— What the task requires —
In full and word for word, copy the listing; no pictures belong in the copy.
(Listed entries)
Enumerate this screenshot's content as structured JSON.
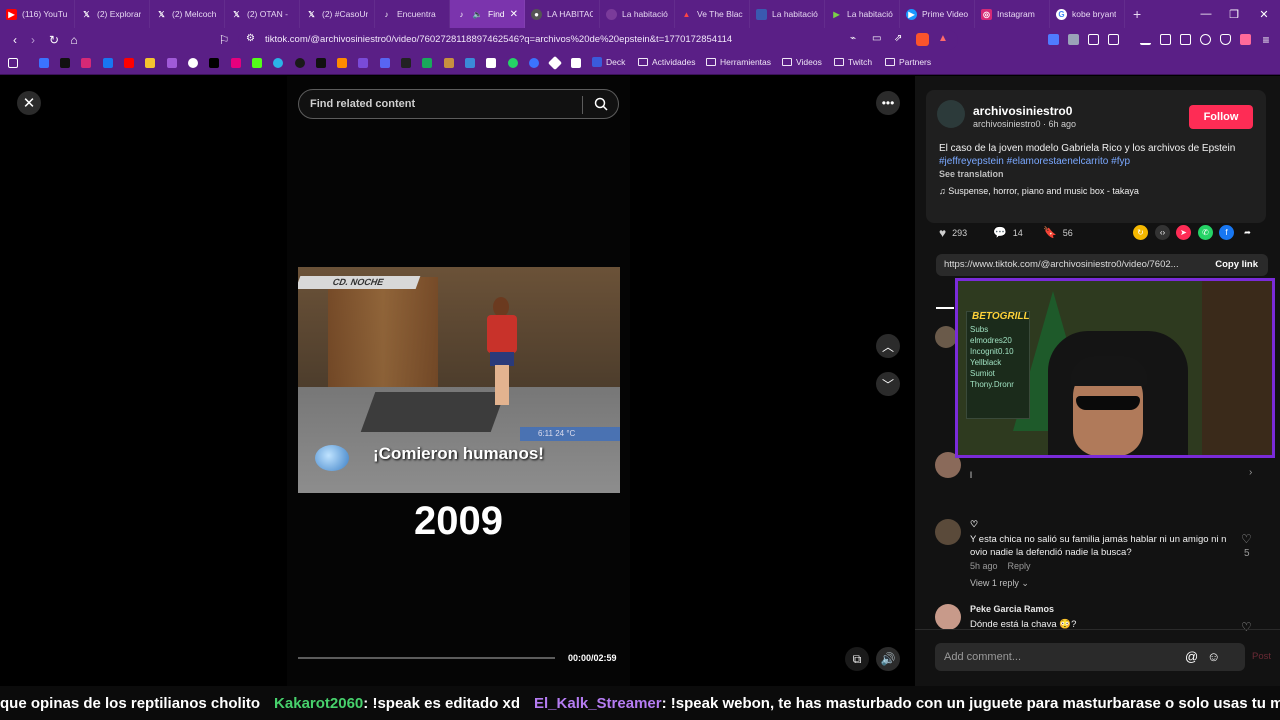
{
  "browser": {
    "tabs": [
      {
        "label": "(116) YouTu",
        "icon": "youtube-icon",
        "color": "#ff0000"
      },
      {
        "label": "(2) Explorar",
        "icon": "x-icon",
        "color": "#000000"
      },
      {
        "label": "(2) Melcoch",
        "icon": "x-icon",
        "color": "#000000"
      },
      {
        "label": "(2) OTAN -",
        "icon": "x-icon",
        "color": "#000000"
      },
      {
        "label": "(2) #CasoUr",
        "icon": "x-icon",
        "color": "#000000"
      },
      {
        "label": "Encuentra",
        "icon": "tiktok-icon",
        "color": "#111111"
      },
      {
        "label": "Find",
        "icon": "tiktok-icon",
        "color": "#111111",
        "active": true
      },
      {
        "label": "LA HABITAC",
        "icon": "globe-icon",
        "color": "#555555"
      },
      {
        "label": "La habitació",
        "icon": "globe-icon",
        "color": "#555555"
      },
      {
        "label": "Ve The Blac",
        "icon": "globe-icon",
        "color": "#cc2222"
      },
      {
        "label": "La habitació",
        "icon": "globe-icon",
        "color": "#3a5ab0"
      },
      {
        "label": "La habitació",
        "icon": "globe-icon",
        "color": "#4a8a2a"
      },
      {
        "label": "Prime Video",
        "icon": "prime-video-icon",
        "color": "#1a98ff"
      },
      {
        "label": "Instagram",
        "icon": "instagram-icon",
        "color": "#d62976"
      },
      {
        "label": "kobe bryant",
        "icon": "google-icon",
        "color": "#ffffff"
      }
    ],
    "url": "tiktok.com/@archivosiniestro0/video/7602728118897462546?q=archivos%20de%20epstein&t=1770172854114",
    "bookmarks": [
      {
        "label": "Deck"
      },
      {
        "label": "Actividades"
      },
      {
        "label": "Herramientas"
      },
      {
        "label": "Videos"
      },
      {
        "label": "Twitch"
      },
      {
        "label": "Partners"
      }
    ]
  },
  "player": {
    "search_placeholder": "Find related content",
    "logo_text": "CD. NOCHE",
    "caption": "¡Comieron humanos!",
    "temp_text": "6:11  24 °C",
    "year": "2009",
    "time": "00:00/02:59",
    "progress": 0.0
  },
  "post": {
    "username": "archivosiniestro0",
    "subline": "archivosiniestro0 · 6h ago",
    "follow_label": "Follow",
    "desc_text": "El caso de la joven modelo Gabriela Rico y los archivos de Epstein ",
    "hashtags": "#jeffreyepstein #elamorestaenelcarrito #fyp",
    "see_translation": "See translation",
    "music": "Suspense, horror, piano and music box - takaya",
    "likes": "293",
    "comments": "14",
    "saves": "56",
    "link": "https://www.tiktok.com/@archivosiniestro0/video/7602...",
    "copy_link": "Copy link"
  },
  "webcam": {
    "brand": "BETOGRILL",
    "board_lines": [
      "Subs",
      "elmodres20",
      "Incognit0.10",
      "Yellblack",
      "Sumiot",
      "Thony.Dronr"
    ]
  },
  "comments": [
    {
      "name": "",
      "text": "Y esta chica no salió su familia jamás hablar ni un amigo ni n ovio nadie la defendió nadie la busca?",
      "time": "5h ago",
      "reply": "Reply",
      "likes": "5",
      "view_replies": "View 1 reply"
    },
    {
      "name": "Peke Garcia Ramos",
      "text": "Dónde está la chava 😳?"
    }
  ],
  "comment_placeholder": "Add comment...",
  "post_label": "Post",
  "chat": [
    {
      "user": "",
      "text": "que opinas de los reptilianos cholito"
    },
    {
      "user": "Kakarot2060",
      "text": ": !speak es editado xd"
    },
    {
      "user": "El_Kalk_Streamer",
      "text": ": !speak webon, te has masturbado con un juguete para masturbarase o solo usas tu mano?"
    }
  ]
}
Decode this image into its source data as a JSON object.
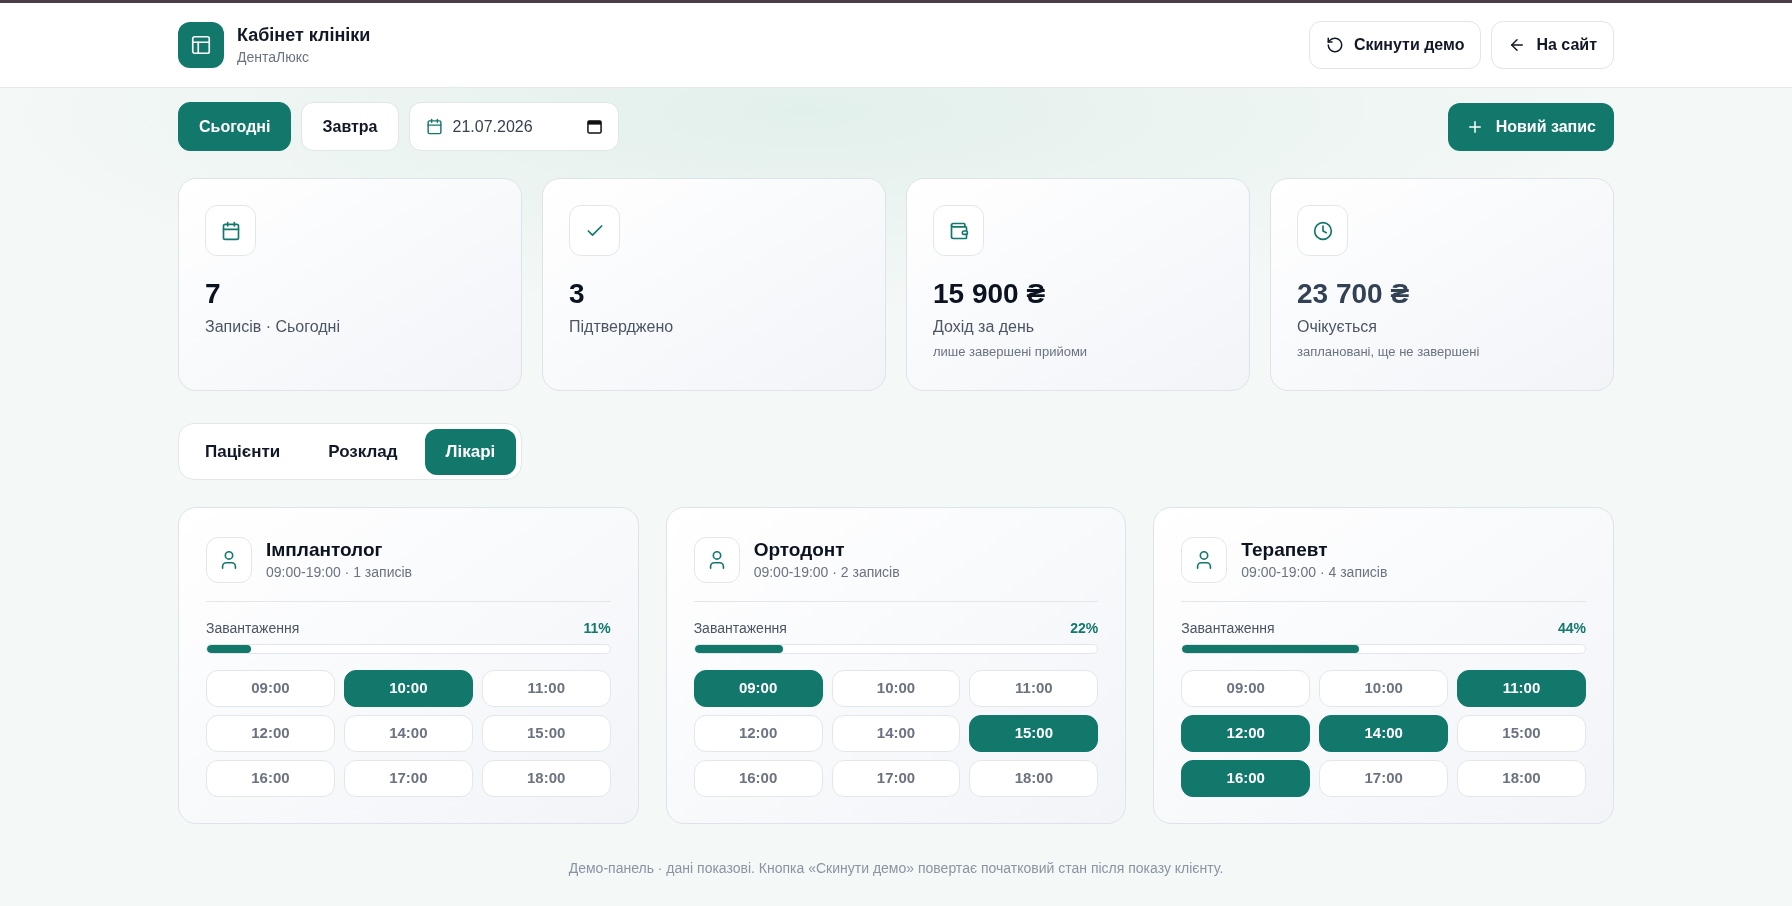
{
  "header": {
    "title": "Кабінет клініки",
    "subtitle": "ДентаЛюкс",
    "actions": [
      {
        "kind": "reset",
        "label": "Скинути демо"
      },
      {
        "kind": "back",
        "label": "На сайт"
      }
    ]
  },
  "toolbar": {
    "days": [
      {
        "label": "Сьогодні",
        "selected": true
      },
      {
        "label": "Завтра",
        "selected": false
      }
    ],
    "date": {
      "value": "21.07.2026"
    },
    "new_button": {
      "label": "Новий запис"
    }
  },
  "stats": [
    {
      "kind": "appointments",
      "value": "7",
      "label": "Записів · Сьогодні",
      "muted": false
    },
    {
      "kind": "confirmed",
      "value": "3",
      "label": "Підтверджено",
      "muted": false
    },
    {
      "kind": "revenue",
      "value": "15 900 ₴",
      "label": "Дохід за день",
      "note": "лише завершені прийоми",
      "muted": false
    },
    {
      "kind": "pending",
      "value": "23 700 ₴",
      "label": "Очікується",
      "note": "заплановані, ще не завершені",
      "muted": true
    }
  ],
  "tabs": [
    {
      "label": "Пацієнти",
      "selected": false
    },
    {
      "label": "Розклад",
      "selected": false
    },
    {
      "label": "Лікарі",
      "selected": true
    }
  ],
  "doctors": [
    {
      "name": "Імплантолог",
      "schedule": "09:00-19:00 · 1 записів",
      "load_label": "Завантаження",
      "level": 0.11,
      "reading": "11%",
      "slots": [
        {
          "time": "09:00",
          "booked": false
        },
        {
          "time": "10:00",
          "booked": true
        },
        {
          "time": "11:00",
          "booked": false
        },
        {
          "time": "12:00",
          "booked": false
        },
        {
          "time": "14:00",
          "booked": false
        },
        {
          "time": "15:00",
          "booked": false
        },
        {
          "time": "16:00",
          "booked": false
        },
        {
          "time": "17:00",
          "booked": false
        },
        {
          "time": "18:00",
          "booked": false
        }
      ]
    },
    {
      "name": "Ортодонт",
      "schedule": "09:00-19:00 · 2 записів",
      "load_label": "Завантаження",
      "level": 0.22,
      "reading": "22%",
      "slots": [
        {
          "time": "09:00",
          "booked": true
        },
        {
          "time": "10:00",
          "booked": false
        },
        {
          "time": "11:00",
          "booked": false
        },
        {
          "time": "12:00",
          "booked": false
        },
        {
          "time": "14:00",
          "booked": false
        },
        {
          "time": "15:00",
          "booked": true
        },
        {
          "time": "16:00",
          "booked": false
        },
        {
          "time": "17:00",
          "booked": false
        },
        {
          "time": "18:00",
          "booked": false
        }
      ]
    },
    {
      "name": "Терапевт",
      "schedule": "09:00-19:00 · 4 записів",
      "load_label": "Завантаження",
      "level": 0.44,
      "reading": "44%",
      "slots": [
        {
          "time": "09:00",
          "booked": false
        },
        {
          "time": "10:00",
          "booked": false
        },
        {
          "time": "11:00",
          "booked": true
        },
        {
          "time": "12:00",
          "booked": true
        },
        {
          "time": "14:00",
          "booked": true
        },
        {
          "time": "15:00",
          "booked": false
        },
        {
          "time": "16:00",
          "booked": true
        },
        {
          "time": "17:00",
          "booked": false
        },
        {
          "time": "18:00",
          "booked": false
        }
      ]
    }
  ],
  "footer": {
    "text": "Демо-панель · дані показові. Кнопка «Скинути демо» повертає початковий стан після показу клієнту."
  }
}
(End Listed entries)
— Exercise response —
Enumerate this screenshot's content as structured JSON.
{
  "browser": {
    "tabs": [
      {
        "label": "(116) YouTu",
        "icon": "youtube-icon",
        "color": "#ff0000"
      },
      {
        "label": "(2) Explorar",
        "icon": "x-icon",
        "color": "#000000"
      },
      {
        "label": "(2) Melcoch",
        "icon": "x-icon",
        "color": "#000000"
      },
      {
        "label": "(2) OTAN -",
        "icon": "x-icon",
        "color": "#000000"
      },
      {
        "label": "(2) #CasoUr",
        "icon": "x-icon",
        "color": "#000000"
      },
      {
        "label": "Encuentra",
        "icon": "tiktok-icon",
        "color": "#111111"
      },
      {
        "label": "Find",
        "icon": "tiktok-icon",
        "color": "#111111",
        "active": true
      },
      {
        "label": "LA HABITAC",
        "icon": "globe-icon",
        "color": "#555555"
      },
      {
        "label": "La habitació",
        "icon": "globe-icon",
        "color": "#555555"
      },
      {
        "label": "Ve The Blac",
        "icon": "globe-icon",
        "color": "#cc2222"
      },
      {
        "label": "La habitació",
        "icon": "globe-icon",
        "color": "#3a5ab0"
      },
      {
        "label": "La habitació",
        "icon": "globe-icon",
        "color": "#4a8a2a"
      },
      {
        "label": "Prime Video",
        "icon": "prime-video-icon",
        "color": "#1a98ff"
      },
      {
        "label": "Instagram",
        "icon": "instagram-icon",
        "color": "#d62976"
      },
      {
        "label": "kobe bryant",
        "icon": "google-icon",
        "color": "#ffffff"
      }
    ],
    "url": "tiktok.com/@archivosiniestro0/video/7602728118897462546?q=archivos%20de%20epstein&t=1770172854114",
    "bookmarks": [
      {
        "label": "Deck"
      },
      {
        "label": "Actividades"
      },
      {
        "label": "Herramientas"
      },
      {
        "label": "Videos"
      },
      {
        "label": "Twitch"
      },
      {
        "label": "Partners"
      }
    ]
  },
  "player": {
    "search_placeholder": "Find related content",
    "logo_text": "CD. NOCHE",
    "caption": "¡Comieron humanos!",
    "temp_text": "6:11  24 °C",
    "year": "2009",
    "time": "00:00/02:59",
    "progress": 0.0
  },
  "post": {
    "username": "archivosiniestro0",
    "subline": "archivosiniestro0 · 6h ago",
    "follow_label": "Follow",
    "desc_text": "El caso de la joven modelo Gabriela Rico y los archivos de Epstein ",
    "hashtags": "#jeffreyepstein #elamorestaenelcarrito #fyp",
    "see_translation": "See translation",
    "music": "Suspense, horror, piano and music box - takaya",
    "likes": "293",
    "comments": "14",
    "saves": "56",
    "link": "https://www.tiktok.com/@archivosiniestro0/video/7602...",
    "copy_link": "Copy link"
  },
  "webcam": {
    "brand": "BETOGRILL",
    "board_lines": [
      "Subs",
      "elmodres20",
      "Incognit0.10",
      "Yellblack",
      "Sumiot",
      "Thony.Dronr"
    ]
  },
  "comments": [
    {
      "name": "",
      "text": "Y esta chica no salió su familia jamás hablar ni un amigo ni n ovio nadie la defendió nadie la busca?",
      "time": "5h ago",
      "reply": "Reply",
      "likes": "5",
      "view_replies": "View 1 reply"
    },
    {
      "name": "Peke Garcia Ramos",
      "text": "Dónde está la chava 😳?"
    }
  ],
  "comment_placeholder": "Add comment...",
  "post_label": "Post",
  "chat": [
    {
      "user": "",
      "text": "que opinas de los reptilianos cholito"
    },
    {
      "user": "Kakarot2060",
      "text": ": !speak es editado xd"
    },
    {
      "user": "El_Kalk_Streamer",
      "text": ": !speak webon, te has masturbado con un juguete para masturbarase o solo usas tu mano?"
    }
  ]
}
Decode this image into its source data as a JSON object.
{
  "header": {
    "title": "Кабінет клініки",
    "subtitle": "ДентаЛюкс",
    "actions": [
      {
        "kind": "reset",
        "label": "Скинути демо"
      },
      {
        "kind": "back",
        "label": "На сайт"
      }
    ]
  },
  "toolbar": {
    "days": [
      {
        "label": "Сьогодні",
        "selected": true
      },
      {
        "label": "Завтра",
        "selected": false
      }
    ],
    "date": {
      "value": "21.07.2026"
    },
    "new_button": {
      "label": "Новий запис"
    }
  },
  "stats": [
    {
      "kind": "appointments",
      "value": "7",
      "label": "Записів · Сьогодні",
      "muted": false
    },
    {
      "kind": "confirmed",
      "value": "3",
      "label": "Підтверджено",
      "muted": false
    },
    {
      "kind": "revenue",
      "value": "15 900 ₴",
      "label": "Дохід за день",
      "note": "лише завершені прийоми",
      "muted": false
    },
    {
      "kind": "pending",
      "value": "23 700 ₴",
      "label": "Очікується",
      "note": "заплановані, ще не завершені",
      "muted": true
    }
  ],
  "tabs": [
    {
      "label": "Пацієнти",
      "selected": false
    },
    {
      "label": "Розклад",
      "selected": false
    },
    {
      "label": "Лікарі",
      "selected": true
    }
  ],
  "doctors": [
    {
      "name": "Імплантолог",
      "schedule": "09:00-19:00 · 1 записів",
      "load_label": "Завантаження",
      "level": 0.11,
      "reading": "11%",
      "slots": [
        {
          "time": "09:00",
          "booked": false
        },
        {
          "time": "10:00",
          "booked": true
        },
        {
          "time": "11:00",
          "booked": false
        },
        {
          "time": "12:00",
          "booked": false
        },
        {
          "time": "14:00",
          "booked": false
        },
        {
          "time": "15:00",
          "booked": false
        },
        {
          "time": "16:00",
          "booked": false
        },
        {
          "time": "17:00",
          "booked": false
        },
        {
          "time": "18:00",
          "booked": false
        }
      ]
    },
    {
      "name": "Ортодонт",
      "schedule": "09:00-19:00 · 2 записів",
      "load_label": "Завантаження",
      "level": 0.22,
      "reading": "22%",
      "slots": [
        {
          "time": "09:00",
          "booked": true
        },
        {
          "time": "10:00",
          "booked": false
        },
        {
          "time": "11:00",
          "booked": false
        },
        {
          "time": "12:00",
          "booked": false
        },
        {
          "time": "14:00",
          "booked": false
        },
        {
          "time": "15:00",
          "booked": true
        },
        {
          "time": "16:00",
          "booked": false
        },
        {
          "time": "17:00",
          "booked": false
        },
        {
          "time": "18:00",
          "booked": false
        }
      ]
    },
    {
      "name": "Терапевт",
      "schedule": "09:00-19:00 · 4 записів",
      "load_label": "Завантаження",
      "level": 0.44,
      "reading": "44%",
      "slots": [
        {
          "time": "09:00",
          "booked": false
        },
        {
          "time": "10:00",
          "booked": false
        },
        {
          "time": "11:00",
          "booked": true
        },
        {
          "time": "12:00",
          "booked": true
        },
        {
          "time": "14:00",
          "booked": true
        },
        {
          "time": "15:00",
          "booked": false
        },
        {
          "time": "16:00",
          "booked": true
        },
        {
          "time": "17:00",
          "booked": false
        },
        {
          "time": "18:00",
          "booked": false
        }
      ]
    }
  ],
  "footer": {
    "text": "Демо-панель · дані показові. Кнопка «Скинути демо» повертає початковий стан після показу клієнту."
  }
}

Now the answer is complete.